**Work item**
All the data below should be printed again without a single difference.

**Input data**
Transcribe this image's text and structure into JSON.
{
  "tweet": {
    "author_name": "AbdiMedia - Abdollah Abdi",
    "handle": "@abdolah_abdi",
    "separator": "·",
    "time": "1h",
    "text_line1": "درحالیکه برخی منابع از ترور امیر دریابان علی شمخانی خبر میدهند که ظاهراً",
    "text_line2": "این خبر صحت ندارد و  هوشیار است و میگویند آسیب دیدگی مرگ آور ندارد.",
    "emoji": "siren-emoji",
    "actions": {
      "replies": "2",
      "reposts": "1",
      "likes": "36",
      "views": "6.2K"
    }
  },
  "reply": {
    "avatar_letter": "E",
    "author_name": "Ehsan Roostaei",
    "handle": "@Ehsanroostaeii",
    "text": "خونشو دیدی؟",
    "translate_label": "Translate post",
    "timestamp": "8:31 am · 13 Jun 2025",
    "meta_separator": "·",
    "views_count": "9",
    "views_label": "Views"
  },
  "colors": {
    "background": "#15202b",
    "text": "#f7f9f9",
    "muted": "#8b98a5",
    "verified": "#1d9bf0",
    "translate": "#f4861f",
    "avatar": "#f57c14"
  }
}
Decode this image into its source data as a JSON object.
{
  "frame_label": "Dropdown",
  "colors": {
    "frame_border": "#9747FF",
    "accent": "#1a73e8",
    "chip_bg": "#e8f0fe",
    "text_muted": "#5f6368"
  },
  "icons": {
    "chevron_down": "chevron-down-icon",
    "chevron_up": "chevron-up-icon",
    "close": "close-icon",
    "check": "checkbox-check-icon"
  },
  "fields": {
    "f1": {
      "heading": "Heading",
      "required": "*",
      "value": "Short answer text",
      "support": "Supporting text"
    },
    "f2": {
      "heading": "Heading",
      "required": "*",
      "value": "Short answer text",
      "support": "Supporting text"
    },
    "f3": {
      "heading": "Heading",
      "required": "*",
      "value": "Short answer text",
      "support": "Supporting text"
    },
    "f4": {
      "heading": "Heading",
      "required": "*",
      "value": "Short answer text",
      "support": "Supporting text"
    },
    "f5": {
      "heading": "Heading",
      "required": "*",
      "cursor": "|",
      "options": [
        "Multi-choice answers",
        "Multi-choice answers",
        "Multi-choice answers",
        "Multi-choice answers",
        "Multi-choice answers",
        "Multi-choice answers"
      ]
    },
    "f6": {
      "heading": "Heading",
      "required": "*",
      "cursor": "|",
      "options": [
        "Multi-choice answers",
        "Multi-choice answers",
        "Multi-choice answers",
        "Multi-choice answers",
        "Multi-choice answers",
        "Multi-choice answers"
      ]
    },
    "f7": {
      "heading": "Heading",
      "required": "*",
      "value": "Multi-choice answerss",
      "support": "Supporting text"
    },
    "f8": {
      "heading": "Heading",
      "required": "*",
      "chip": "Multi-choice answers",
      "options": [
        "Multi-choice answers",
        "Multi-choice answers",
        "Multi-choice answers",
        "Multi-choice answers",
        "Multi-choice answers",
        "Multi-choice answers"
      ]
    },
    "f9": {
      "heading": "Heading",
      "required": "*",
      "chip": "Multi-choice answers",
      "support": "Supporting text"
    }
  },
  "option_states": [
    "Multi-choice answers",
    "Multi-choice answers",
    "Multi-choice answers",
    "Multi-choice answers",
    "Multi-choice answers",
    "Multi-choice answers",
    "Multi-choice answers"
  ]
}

**Written answer**
Transcribe this image's text and structure into JSON.
{
  "tweet": {
    "author_name": "AbdiMedia - Abdollah Abdi",
    "handle": "@abdolah_abdi",
    "separator": "·",
    "time": "1h",
    "text_line1": "درحالیکه برخی منابع از ترور امیر دریابان علی شمخانی خبر میدهند که ظاهراً",
    "text_line2": "این خبر صحت ندارد و  هوشیار است و میگویند آسیب دیدگی مرگ آور ندارد.",
    "emoji": "siren-emoji",
    "actions": {
      "replies": "2",
      "reposts": "1",
      "likes": "36",
      "views": "6.2K"
    }
  },
  "reply": {
    "avatar_letter": "E",
    "author_name": "Ehsan Roostaei",
    "handle": "@Ehsanroostaeii",
    "text": "خونشو دیدی؟",
    "translate_label": "Translate post",
    "timestamp": "8:31 am · 13 Jun 2025",
    "meta_separator": "·",
    "views_count": "9",
    "views_label": "Views"
  },
  "colors": {
    "background": "#15202b",
    "text": "#f7f9f9",
    "muted": "#8b98a5",
    "verified": "#1d9bf0",
    "translate": "#f4861f",
    "avatar": "#f57c14"
  }
}
Decode this image into its source data as a JSON object.
{
  "frame_label": "Dropdown",
  "colors": {
    "frame_border": "#9747FF",
    "accent": "#1a73e8",
    "chip_bg": "#e8f0fe",
    "text_muted": "#5f6368"
  },
  "icons": {
    "chevron_down": "chevron-down-icon",
    "chevron_up": "chevron-up-icon",
    "close": "close-icon",
    "check": "checkbox-check-icon"
  },
  "fields": {
    "f1": {
      "heading": "Heading",
      "required": "*",
      "value": "Short answer text",
      "support": "Supporting text"
    },
    "f2": {
      "heading": "Heading",
      "required": "*",
      "value": "Short answer text",
      "support": "Supporting text"
    },
    "f3": {
      "heading": "Heading",
      "required": "*",
      "value": "Short answer text",
      "support": "Supporting text"
    },
    "f4": {
      "heading": "Heading",
      "required": "*",
      "value": "Short answer text",
      "support": "Supporting text"
    },
    "f5": {
      "heading": "Heading",
      "required": "*",
      "cursor": "|",
      "options": [
        "Multi-choice answers",
        "Multi-choice answers",
        "Multi-choice answers",
        "Multi-choice answers",
        "Multi-choice answers",
        "Multi-choice answers"
      ]
    },
    "f6": {
      "heading": "Heading",
      "required": "*",
      "cursor": "|",
      "options": [
        "Multi-choice answers",
        "Multi-choice answers",
        "Multi-choice answers",
        "Multi-choice answers",
        "Multi-choice answers",
        "Multi-choice answers"
      ]
    },
    "f7": {
      "heading": "Heading",
      "required": "*",
      "value": "Multi-choice answerss",
      "support": "Supporting text"
    },
    "f8": {
      "heading": "Heading",
      "required": "*",
      "chip": "Multi-choice answers",
      "options": [
        "Multi-choice answers",
        "Multi-choice answers",
        "Multi-choice answers",
        "Multi-choice answers",
        "Multi-choice answers",
        "Multi-choice answers"
      ]
    },
    "f9": {
      "heading": "Heading",
      "required": "*",
      "chip": "Multi-choice answers",
      "support": "Supporting text"
    }
  },
  "option_states": [
    "Multi-choice answers",
    "Multi-choice answers",
    "Multi-choice answers",
    "Multi-choice answers",
    "Multi-choice answers",
    "Multi-choice answers",
    "Multi-choice answers"
  ]
}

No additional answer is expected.